I enjoy Trains more than I do standard deck-building games because of the added strategic elements on the board. The ability to see and interact with other players on a physical level instead of just “having a better deck” is much more rewarding. In a standard deck-building game, purchase order is so important. Getting that extra money early can make or break your overall strategy. In Trains, being unable to purchase a card on your first turn or two isn’t the end of the game for you, especially if you’re taking that time to expand your rails, making it that much more difficult for other players to invade your territory and share your points.
I also really appreciate the random aspect of the game. Despite owning Trains and playing it at least once a month for the past year, I don’t think I have played with every card that came with the base game yet. Each game has a completely different feel to it, and I haven’t found a single “silver bullet” strategy that leads to a victory, which indicates that the game is well balanced. Also, because the game is not openly antagonistic between players, meaning that there are no direct “attack” cards that negatively impact other players, games often remain light hearted and don’t feel hyper-competitive. I consider this to be a huge plus, although I can see how some people will treat this as a negative. This lack of direct competition, especially early in the game, could make some board gamers see this as “Dominion-lite,” but the addition of the board and tokens requires much more strategic thinking than you would see in other deck-building games.
If you’re a fan of deck-building games, but are tired of the same-old style, Trains is a great addition to your board game collection.
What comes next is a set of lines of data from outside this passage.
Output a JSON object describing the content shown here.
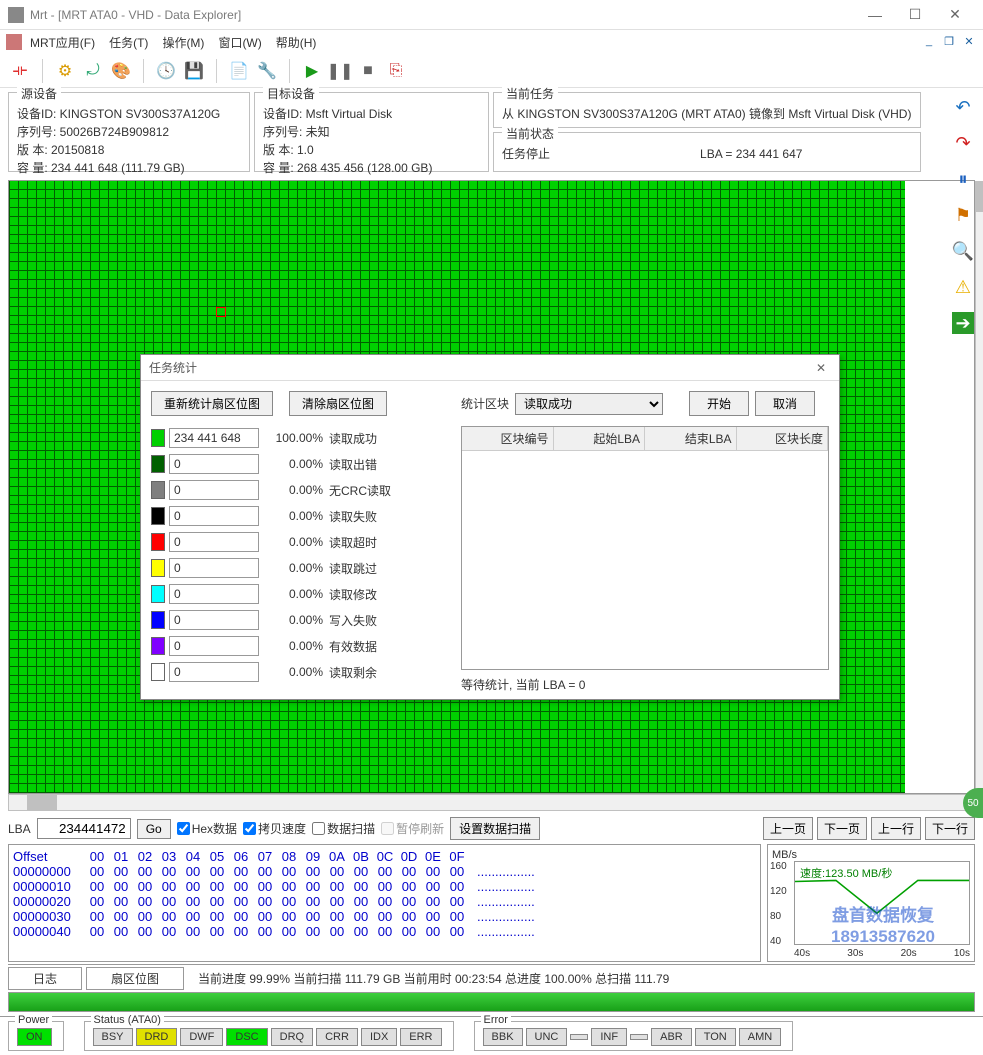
{
  "window": {
    "title": "Mrt - [MRT ATA0 - VHD - Data Explorer]",
    "min": "—",
    "max": "☐",
    "close": "✕",
    "mdi_min": "_",
    "mdi_max": "❐",
    "mdi_close": "✕"
  },
  "menu": {
    "app": "MRT应用(F)",
    "task": "任务(T)",
    "op": "操作(M)",
    "win": "窗口(W)",
    "help": "帮助(H)"
  },
  "panels": {
    "src_title": "源设备",
    "src_l1": "设备ID: KINGSTON SV300S37A120G",
    "src_l2": "序列号: 50026B724B909812",
    "src_l3": "版   本: 20150818",
    "src_l4": "容   量: 234 441 648 (111.79 GB)",
    "dst_title": "目标设备",
    "dst_l1": "设备ID: Msft Virtual Disk",
    "dst_l2": "序列号: 未知",
    "dst_l3": "版   本: 1.0",
    "dst_l4": "容   量: 268 435 456 (128.00 GB)",
    "task_title": "当前任务",
    "task_l1": "从 KINGSTON SV300S37A120G (MRT ATA0) 镜像到 Msft Virtual Disk (VHD)",
    "state_title": "当前状态",
    "state_l1": "任务停止",
    "state_l2": "LBA = 234 441 647"
  },
  "dialog": {
    "title": "任务统计",
    "btn_recalc": "重新统计扇区位图",
    "btn_clear": "清除扇区位图",
    "lbl_block": "统计区块",
    "sel_block": "读取成功",
    "btn_start": "开始",
    "btn_cancel": "取消",
    "stats": [
      {
        "color": "#00d000",
        "val": "234 441 648",
        "pct": "100.00%",
        "lbl": "读取成功"
      },
      {
        "color": "#006000",
        "val": "0",
        "pct": "0.00%",
        "lbl": "读取出错"
      },
      {
        "color": "#808080",
        "val": "0",
        "pct": "0.00%",
        "lbl": "无CRC读取"
      },
      {
        "color": "#000000",
        "val": "0",
        "pct": "0.00%",
        "lbl": "读取失败"
      },
      {
        "color": "#ff0000",
        "val": "0",
        "pct": "0.00%",
        "lbl": "读取超时"
      },
      {
        "color": "#ffff00",
        "val": "0",
        "pct": "0.00%",
        "lbl": "读取跳过"
      },
      {
        "color": "#00ffff",
        "val": "0",
        "pct": "0.00%",
        "lbl": "读取修改"
      },
      {
        "color": "#0000ff",
        "val": "0",
        "pct": "0.00%",
        "lbl": "写入失败"
      },
      {
        "color": "#8000ff",
        "val": "0",
        "pct": "0.00%",
        "lbl": "有效数据"
      },
      {
        "color": "#ffffff",
        "val": "0",
        "pct": "0.00%",
        "lbl": "读取剩余"
      }
    ],
    "th1": "区块编号",
    "th2": "起始LBA",
    "th3": "结束LBA",
    "th4": "区块长度",
    "wait": "等待统计, 当前 LBA = 0"
  },
  "lba_row": {
    "lbl": "LBA",
    "val": "234441472",
    "go": "Go",
    "cb_hex": "Hex数据",
    "cb_copy": "拷贝速度",
    "cb_scan": "数据扫描",
    "cb_pause": "暂停刷新",
    "btn_set": "设置数据扫描",
    "nav_pp": "上一页",
    "nav_np": "下一页",
    "nav_pr": "上一行",
    "nav_nr": "下一行"
  },
  "hex": {
    "header": "Offset",
    "cols": [
      "00",
      "01",
      "02",
      "03",
      "04",
      "05",
      "06",
      "07",
      "08",
      "09",
      "0A",
      "0B",
      "0C",
      "0D",
      "0E",
      "0F"
    ],
    "rows": [
      {
        "off": "00000000",
        "b": "00 00 00 00 00 00 00 00 00 00 00 00 00 00 00 00",
        "a": "................"
      },
      {
        "off": "00000010",
        "b": "00 00 00 00 00 00 00 00 00 00 00 00 00 00 00 00",
        "a": "................"
      },
      {
        "off": "00000020",
        "b": "00 00 00 00 00 00 00 00 00 00 00 00 00 00 00 00",
        "a": "................"
      },
      {
        "off": "00000030",
        "b": "00 00 00 00 00 00 00 00 00 00 00 00 00 00 00 00",
        "a": "................"
      },
      {
        "off": "00000040",
        "b": "00 00 00 00 00 00 00 00 00 00 00 00 00 00 00 00",
        "a": "................"
      }
    ]
  },
  "speedchart": {
    "unit": "MB/s",
    "y": [
      "160",
      "120",
      "80",
      "40"
    ],
    "x": [
      "40s",
      "30s",
      "20s",
      "10s"
    ],
    "speed": "速度:123.50 MB/秒",
    "wm1": "盘首数据恢复",
    "wm2": "18913587620"
  },
  "chart_data": {
    "type": "line",
    "title": "",
    "xlabel": "",
    "ylabel": "MB/s",
    "ylim": [
      0,
      160
    ],
    "x": [
      "40s",
      "30s",
      "20s",
      "10s"
    ],
    "series": [
      {
        "name": "速度",
        "values": [
          122,
          124,
          60,
          125
        ]
      }
    ]
  },
  "tabs": {
    "log": "日志",
    "map": "扇区位图",
    "progress": "当前进度 99.99% 当前扫描 111.79 GB 当前用时 00:23:54   总进度 100.00% 总扫描 111.79"
  },
  "status": {
    "power": "Power",
    "on": "ON",
    "status": "Status (ATA0)",
    "leds": [
      "BSY",
      "DRD",
      "DWF",
      "DSC",
      "DRQ",
      "CRR",
      "IDX",
      "ERR"
    ],
    "error": "Error",
    "eleds": [
      "BBK",
      "UNC",
      "",
      "INF",
      "",
      "ABR",
      "TON",
      "AMN"
    ]
  },
  "badge": "50"
}
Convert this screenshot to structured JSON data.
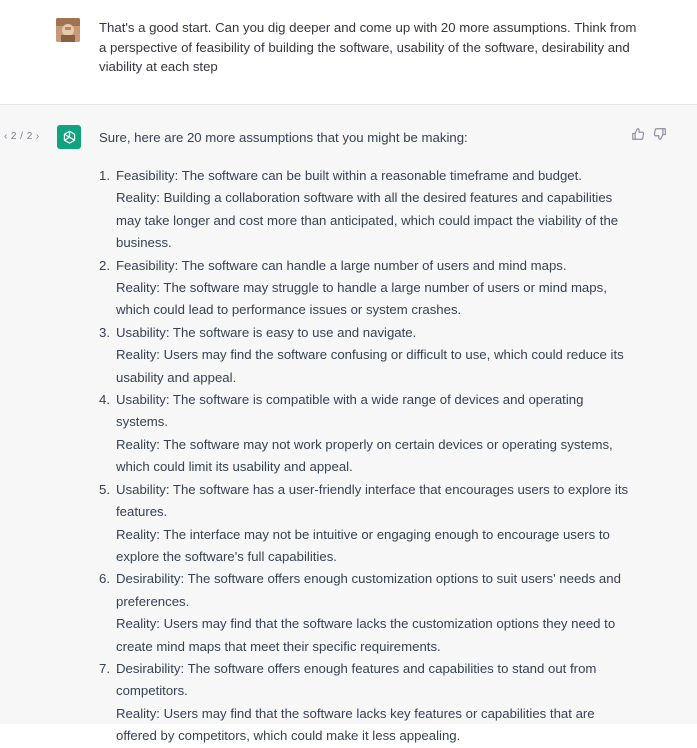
{
  "user_message": {
    "text": "That's a good start. Can you dig deeper and come up with 20 more assumptions. Think from a perspective of feasibility of building the software, usability of the software, desirability and viability at each step"
  },
  "assistant_message": {
    "pager": {
      "prev": "‹",
      "label": "2 / 2",
      "next": "›"
    },
    "intro": "Sure, here are 20 more assumptions that you might be making:",
    "items": [
      {
        "num": "1.",
        "assumption": "Feasibility: The software can be built within a reasonable timeframe and budget.",
        "reality": "Reality: Building a collaboration software with all the desired features and capabilities may take longer and cost more than anticipated, which could impact the viability of the business."
      },
      {
        "num": "2.",
        "assumption": "Feasibility: The software can handle a large number of users and mind maps.",
        "reality": "Reality: The software may struggle to handle a large number of users or mind maps, which could lead to performance issues or system crashes."
      },
      {
        "num": "3.",
        "assumption": "Usability: The software is easy to use and navigate.",
        "reality": "Reality: Users may find the software confusing or difficult to use, which could reduce its usability and appeal."
      },
      {
        "num": "4.",
        "assumption": "Usability: The software is compatible with a wide range of devices and operating systems.",
        "reality": "Reality: The software may not work properly on certain devices or operating systems, which could limit its usability and appeal."
      },
      {
        "num": "5.",
        "assumption": "Usability: The software has a user-friendly interface that encourages users to explore its features.",
        "reality": "Reality: The interface may not be intuitive or engaging enough to encourage users to explore the software's full capabilities."
      },
      {
        "num": "6.",
        "assumption": "Desirability: The software offers enough customization options to suit users' needs and preferences.",
        "reality": "Reality: Users may find that the software lacks the customization options they need to create mind maps that meet their specific requirements."
      },
      {
        "num": "7.",
        "assumption": "Desirability: The software offers enough features and capabilities to stand out from competitors.",
        "reality": "Reality: Users may find that the software lacks key features or capabilities that are offered by competitors, which could make it less appealing."
      }
    ]
  },
  "colors": {
    "brand": "#10a37f",
    "assistant_bg": "#f7f7f8",
    "text": "#374151"
  },
  "icons": [
    "user-avatar",
    "chatgpt-logo-icon",
    "thumbs-up-icon",
    "thumbs-down-icon"
  ]
}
It’s also affordable at about $35 on Amazon at the moment.
There is also an expansion that is available that adds twice as many new cards and effects to the game, two new boards, and objectives that are worth victory points. Trains: Rising Sun is a stand-alone game, meaning that it can be played without purchasing the base Trains game. I’ve played the expansion before and now that I have a number of friends that have gotten proficient in the base game, I am looking forward to picking up Rising Sun soon.
- Weirdly Excited
- Progress (or Lack of it)